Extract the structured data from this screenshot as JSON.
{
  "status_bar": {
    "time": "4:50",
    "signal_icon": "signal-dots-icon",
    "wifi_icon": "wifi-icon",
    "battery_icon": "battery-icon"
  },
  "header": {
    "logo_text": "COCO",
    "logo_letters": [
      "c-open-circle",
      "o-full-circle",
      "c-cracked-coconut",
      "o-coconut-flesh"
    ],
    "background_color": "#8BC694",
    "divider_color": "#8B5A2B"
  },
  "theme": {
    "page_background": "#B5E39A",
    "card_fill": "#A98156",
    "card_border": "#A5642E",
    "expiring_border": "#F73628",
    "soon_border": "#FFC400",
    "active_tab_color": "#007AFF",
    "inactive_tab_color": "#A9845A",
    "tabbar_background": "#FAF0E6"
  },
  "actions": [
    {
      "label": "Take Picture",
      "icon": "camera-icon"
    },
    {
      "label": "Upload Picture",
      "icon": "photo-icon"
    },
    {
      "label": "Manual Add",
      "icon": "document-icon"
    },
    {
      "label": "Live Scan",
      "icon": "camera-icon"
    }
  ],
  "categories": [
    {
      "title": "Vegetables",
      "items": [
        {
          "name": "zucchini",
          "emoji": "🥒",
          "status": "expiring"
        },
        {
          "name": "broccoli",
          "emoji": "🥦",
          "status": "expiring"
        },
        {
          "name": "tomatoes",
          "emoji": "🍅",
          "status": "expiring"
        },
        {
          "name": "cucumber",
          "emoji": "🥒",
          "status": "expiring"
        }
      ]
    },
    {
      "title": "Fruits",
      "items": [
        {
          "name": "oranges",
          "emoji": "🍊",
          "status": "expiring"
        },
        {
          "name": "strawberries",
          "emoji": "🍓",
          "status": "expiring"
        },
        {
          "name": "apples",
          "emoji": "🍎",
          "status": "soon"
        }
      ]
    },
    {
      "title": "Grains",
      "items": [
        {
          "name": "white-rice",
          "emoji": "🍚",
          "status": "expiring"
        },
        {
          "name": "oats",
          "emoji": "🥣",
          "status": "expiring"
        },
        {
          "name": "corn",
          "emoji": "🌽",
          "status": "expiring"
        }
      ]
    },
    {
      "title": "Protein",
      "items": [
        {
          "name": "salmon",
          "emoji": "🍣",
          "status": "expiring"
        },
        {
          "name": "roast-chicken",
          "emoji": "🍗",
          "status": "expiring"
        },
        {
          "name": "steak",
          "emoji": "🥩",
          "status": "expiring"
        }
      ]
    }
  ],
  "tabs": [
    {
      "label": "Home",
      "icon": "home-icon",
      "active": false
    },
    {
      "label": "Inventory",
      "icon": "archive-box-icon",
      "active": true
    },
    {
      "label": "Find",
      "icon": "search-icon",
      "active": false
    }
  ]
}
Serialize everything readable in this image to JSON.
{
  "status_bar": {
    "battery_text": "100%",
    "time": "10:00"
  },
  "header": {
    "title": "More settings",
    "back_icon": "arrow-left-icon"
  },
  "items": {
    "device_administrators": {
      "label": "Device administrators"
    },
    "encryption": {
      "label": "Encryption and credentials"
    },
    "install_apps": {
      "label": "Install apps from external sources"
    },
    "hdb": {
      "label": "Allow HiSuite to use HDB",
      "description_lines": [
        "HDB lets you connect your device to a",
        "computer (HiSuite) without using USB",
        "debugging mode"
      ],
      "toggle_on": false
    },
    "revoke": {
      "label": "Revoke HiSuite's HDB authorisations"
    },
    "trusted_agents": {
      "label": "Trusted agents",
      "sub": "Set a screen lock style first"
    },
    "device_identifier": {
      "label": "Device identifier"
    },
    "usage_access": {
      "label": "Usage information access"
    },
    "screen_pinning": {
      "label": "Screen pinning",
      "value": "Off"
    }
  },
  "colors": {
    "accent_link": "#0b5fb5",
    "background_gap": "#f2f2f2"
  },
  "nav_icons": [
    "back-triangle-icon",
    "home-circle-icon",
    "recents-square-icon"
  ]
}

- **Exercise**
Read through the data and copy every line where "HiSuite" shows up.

- **Your solution**
      "label": "Allow HiSuite to use HDB",
        "computer (HiSuite) without using USB",
      "label": "Revoke HiSuite's HDB authorisations"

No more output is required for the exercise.